▶ _ASSIGNED TASK_
Check each line of the records for "JSON"; collect those that have it.

▶ _EXERCISE INPUTS_

+---+

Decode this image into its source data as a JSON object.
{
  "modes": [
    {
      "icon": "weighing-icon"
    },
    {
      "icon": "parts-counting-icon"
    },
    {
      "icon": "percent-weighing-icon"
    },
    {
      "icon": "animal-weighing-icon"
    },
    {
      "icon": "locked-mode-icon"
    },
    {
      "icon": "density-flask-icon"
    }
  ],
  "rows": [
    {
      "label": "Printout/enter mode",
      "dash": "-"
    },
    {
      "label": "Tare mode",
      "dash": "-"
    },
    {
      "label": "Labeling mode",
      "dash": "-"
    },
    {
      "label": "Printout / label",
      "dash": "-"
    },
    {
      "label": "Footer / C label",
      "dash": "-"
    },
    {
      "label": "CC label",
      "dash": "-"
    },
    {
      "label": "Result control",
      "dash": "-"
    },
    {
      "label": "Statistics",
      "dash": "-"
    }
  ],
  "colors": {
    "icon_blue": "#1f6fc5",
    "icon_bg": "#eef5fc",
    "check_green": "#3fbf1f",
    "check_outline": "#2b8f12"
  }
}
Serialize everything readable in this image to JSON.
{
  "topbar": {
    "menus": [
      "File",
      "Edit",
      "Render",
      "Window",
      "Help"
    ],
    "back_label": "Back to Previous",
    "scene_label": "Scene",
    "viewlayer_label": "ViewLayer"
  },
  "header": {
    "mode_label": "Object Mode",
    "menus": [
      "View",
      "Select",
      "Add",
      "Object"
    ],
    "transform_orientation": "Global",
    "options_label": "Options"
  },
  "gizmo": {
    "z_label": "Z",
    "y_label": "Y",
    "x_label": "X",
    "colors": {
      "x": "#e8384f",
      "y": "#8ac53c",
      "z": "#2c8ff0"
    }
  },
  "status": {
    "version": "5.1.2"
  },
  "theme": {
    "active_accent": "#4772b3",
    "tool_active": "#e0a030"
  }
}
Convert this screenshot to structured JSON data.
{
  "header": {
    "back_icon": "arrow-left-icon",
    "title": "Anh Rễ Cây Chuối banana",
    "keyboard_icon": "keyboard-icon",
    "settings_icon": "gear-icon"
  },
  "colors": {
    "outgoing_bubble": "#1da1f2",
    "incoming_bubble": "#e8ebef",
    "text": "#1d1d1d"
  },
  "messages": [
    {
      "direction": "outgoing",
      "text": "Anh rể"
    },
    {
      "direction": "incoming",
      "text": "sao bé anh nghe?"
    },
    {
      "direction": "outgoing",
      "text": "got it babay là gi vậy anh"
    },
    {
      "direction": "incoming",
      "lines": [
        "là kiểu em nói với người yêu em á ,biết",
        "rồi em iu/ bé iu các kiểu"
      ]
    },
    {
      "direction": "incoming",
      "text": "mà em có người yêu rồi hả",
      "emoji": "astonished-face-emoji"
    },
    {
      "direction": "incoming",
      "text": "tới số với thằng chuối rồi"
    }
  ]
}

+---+

▶ _SOLVED EXERCISE_
Decode this image into its source data as a JSON object.
Serialize everything readable in this image to JSON.
Convert this screenshot to structured JSON data.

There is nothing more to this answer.